Gabapentin and pregabalin bind to the alpha-2-delta calcium channel subunit and represent a novel analgesic drug class. The evidence base supporting their use for chronic neuropathic and early postsurgical pain is reviewed.
Multiple, large, high-quality trials have demonstrated the safety and efficacy of gabapentin and pregabalin in neuropathic pain. Treatment-related improvement of pain and sleep positively impact upon quality of life. Sedation, dizziness and ataxia are important and relatively common adverse effects, however. Accumulating evidence indicates that gabapentin, and possibly pregabalin, also exert important effects following surgery. Multiple high-quality trials have demonstrated analgesic and opioid-sparing efficacy with gabapentin following various surgical procedures. Gabapentin and pregabalin reduce movement-evoked pain and this can lead to enhanced functional postoperative recovery. Postoperative opioid sparing is of questionable relevance since few trials have shown reduced opioid-related adverse effects. Sedation, dizziness and ataxia have been reported in only a few trials. Future larger-scale perioperative trials focused on safety assessment are needed, however.
Gabapentin and pregabalin are efficacious treatments for neuropathic and postsurgical pain.

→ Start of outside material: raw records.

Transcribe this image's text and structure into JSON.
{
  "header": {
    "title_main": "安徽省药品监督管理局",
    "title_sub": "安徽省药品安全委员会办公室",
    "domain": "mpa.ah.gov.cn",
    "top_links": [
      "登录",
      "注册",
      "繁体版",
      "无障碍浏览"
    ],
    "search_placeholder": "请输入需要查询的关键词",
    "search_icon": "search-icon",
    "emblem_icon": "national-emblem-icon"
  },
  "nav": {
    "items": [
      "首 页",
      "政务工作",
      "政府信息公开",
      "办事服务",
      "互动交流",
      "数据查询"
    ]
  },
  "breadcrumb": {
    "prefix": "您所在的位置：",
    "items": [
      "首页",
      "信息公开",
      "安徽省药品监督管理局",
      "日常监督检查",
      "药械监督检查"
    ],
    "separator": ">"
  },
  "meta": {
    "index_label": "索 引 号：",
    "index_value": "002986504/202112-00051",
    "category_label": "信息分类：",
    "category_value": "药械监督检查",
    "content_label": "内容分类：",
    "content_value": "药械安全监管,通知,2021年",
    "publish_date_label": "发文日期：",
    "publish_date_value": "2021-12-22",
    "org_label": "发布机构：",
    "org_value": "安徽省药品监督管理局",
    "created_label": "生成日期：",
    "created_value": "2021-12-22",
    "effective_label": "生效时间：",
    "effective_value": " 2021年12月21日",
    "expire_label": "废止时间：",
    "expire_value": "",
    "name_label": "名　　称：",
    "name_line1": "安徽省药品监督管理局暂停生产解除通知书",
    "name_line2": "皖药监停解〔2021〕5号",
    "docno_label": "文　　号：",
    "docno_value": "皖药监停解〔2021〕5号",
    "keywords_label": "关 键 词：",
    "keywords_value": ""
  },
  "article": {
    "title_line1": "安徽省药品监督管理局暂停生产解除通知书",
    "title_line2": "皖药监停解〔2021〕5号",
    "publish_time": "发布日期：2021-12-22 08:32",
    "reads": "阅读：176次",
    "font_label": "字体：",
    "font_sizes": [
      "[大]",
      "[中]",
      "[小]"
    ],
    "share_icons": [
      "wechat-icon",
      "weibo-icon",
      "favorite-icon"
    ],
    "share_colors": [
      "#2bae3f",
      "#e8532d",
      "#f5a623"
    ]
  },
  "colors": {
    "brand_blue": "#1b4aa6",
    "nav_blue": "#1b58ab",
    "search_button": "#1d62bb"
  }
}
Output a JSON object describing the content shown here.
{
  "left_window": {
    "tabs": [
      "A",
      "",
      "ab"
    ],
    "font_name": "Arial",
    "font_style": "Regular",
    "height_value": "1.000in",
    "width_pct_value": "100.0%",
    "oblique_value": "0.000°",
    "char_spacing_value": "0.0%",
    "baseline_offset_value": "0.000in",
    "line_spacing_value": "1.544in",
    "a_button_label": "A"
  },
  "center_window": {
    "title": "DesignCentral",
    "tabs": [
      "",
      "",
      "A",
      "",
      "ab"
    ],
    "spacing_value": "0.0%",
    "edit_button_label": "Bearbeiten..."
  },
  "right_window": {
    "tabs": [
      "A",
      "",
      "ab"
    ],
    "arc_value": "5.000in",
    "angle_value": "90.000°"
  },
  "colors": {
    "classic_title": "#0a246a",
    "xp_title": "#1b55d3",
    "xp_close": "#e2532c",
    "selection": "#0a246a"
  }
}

Future research addressing several specific questions would serve to better delineate their optimal roles in treating these and other pain conditions.
Departments of Anesthesiology and Pharmacology & Toxicology, Queen's University, Kingston, Ontario, Canada and Department of Anesthesiology, Kingston General Hospital, Queen's University, Ontario, Canada
Correspondence to Ian Gilron, MD, MSc, FRCPC, Director, Clinical Pain Research, Departments of Anesthesiology and Pharmacology & Toxicology, Queen's University, 76 Stuart St, Kingston, ON K7L 2V7, Canada Fax: +613 548 1375; e-mail: email@example.com